        IIRC, she looked small for most of her pregnancy, hence the conspiracy theories about it not being really her baby. I always assumed that was how she got on the plane in labor, because she didn’t look huge. Wow. I am completely squicked out by childbirth – whenever I read that anyone can deliver an easy birth, I mentally say except me. I’ve dealt with nasty accidents and blood in quantities, though not arterial, thank goodness, but show me someone giving birth and next you’ll see my most recent meal. Another reason I so don’t understand birth junkies. If anyone goes into labor on my plane, I’ll be the one hiding in the bathroom.

  • demodocus

    Nomads know what they’re doing, more or less. Wannabes we can’t be so sure about.

    • Helen

      Nomads lose babies, cry, and soldier on.

      • demodocus

        I was thinking of how they deal with other questions like where do the best berries grow. Are there any vegan nomads who aren’t privileged hippies?

  • mostlyclueless

    “I can’t help wondering if we are looking at a situation where a hospital is being vilified simply for daring to hold white parents to the same standards they would have held parents of color.”

    If that’s the case then shouldn’t we hope the hospital rises to treat all people the way they treat white people rather than lowering itself to treat all people the way they treat POC? Although it also seems weird to assume that the hospital treats POCs badly.

    • T.

      I think itnis one of these case when POC are treated correctly and white people are giving wrong leeway.

      Like that rich guy with “affluenza”. It is not that the courts should treat everybody like they treated him, it is that he should not have been given leeway.

      • T.

        White people are been given wrong leeway, sorry.

      • Anj Fabian

        Yes. The (white) man who shot up the Planned Parenthood (
        Robert Lewis Dear) had a “colorful” history including incidents that would have had more serious consequences if he had been a person of color.

        I have a theory that the reason that more white men commit mass shootings is because their privilege may keep them from facing significant consequences of their actions prior to the shootings. They are seen as strange and odd, but not dangerous.

        • demodocus

          12 year old white boys waving realistic toy guns=good clean fun. 12 year old black boys waving realistic toy guns=dangerous thug.

        • Liz Leyden

          White guy carries an AR-15 into Wal*Mart = “He’s exercising his second amendment rights.”

          Black guy picks up a pellet gun in the sporting goods section of Wal*Mart= “OH MY GOD!!!! HE’S GOT A GUN!!!”

      • expectopatronum

        Although they can get ridiculous for PoC too. Had three boys in my care for a time because they were all sharing a small room in a 2 bedroom apartment. The parents worked, no criminal charges ever, and the boys really were only in the room to sleep. They each had a bed of their own that they fit in. But, since they were black…

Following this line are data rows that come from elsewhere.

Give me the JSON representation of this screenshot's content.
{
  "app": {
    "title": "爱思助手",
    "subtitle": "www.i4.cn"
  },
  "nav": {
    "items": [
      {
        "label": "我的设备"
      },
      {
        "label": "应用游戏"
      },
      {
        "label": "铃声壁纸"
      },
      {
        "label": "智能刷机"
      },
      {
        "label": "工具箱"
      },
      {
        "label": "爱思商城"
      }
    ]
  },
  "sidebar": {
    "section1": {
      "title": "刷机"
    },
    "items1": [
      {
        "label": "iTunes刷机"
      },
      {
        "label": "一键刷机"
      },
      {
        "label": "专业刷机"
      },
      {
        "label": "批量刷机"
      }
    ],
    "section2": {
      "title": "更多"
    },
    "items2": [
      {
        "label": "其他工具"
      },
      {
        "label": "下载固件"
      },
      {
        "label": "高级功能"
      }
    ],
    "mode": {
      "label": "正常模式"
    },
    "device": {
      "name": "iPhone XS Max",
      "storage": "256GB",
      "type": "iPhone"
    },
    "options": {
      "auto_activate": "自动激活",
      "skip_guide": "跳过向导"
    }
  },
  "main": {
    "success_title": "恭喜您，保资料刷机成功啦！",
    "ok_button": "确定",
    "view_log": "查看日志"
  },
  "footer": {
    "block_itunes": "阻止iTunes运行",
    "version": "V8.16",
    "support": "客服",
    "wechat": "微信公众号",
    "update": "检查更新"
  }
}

        Yet I know of white families who got their kids back where the kids sleep on a couch in the living room without their own room at all.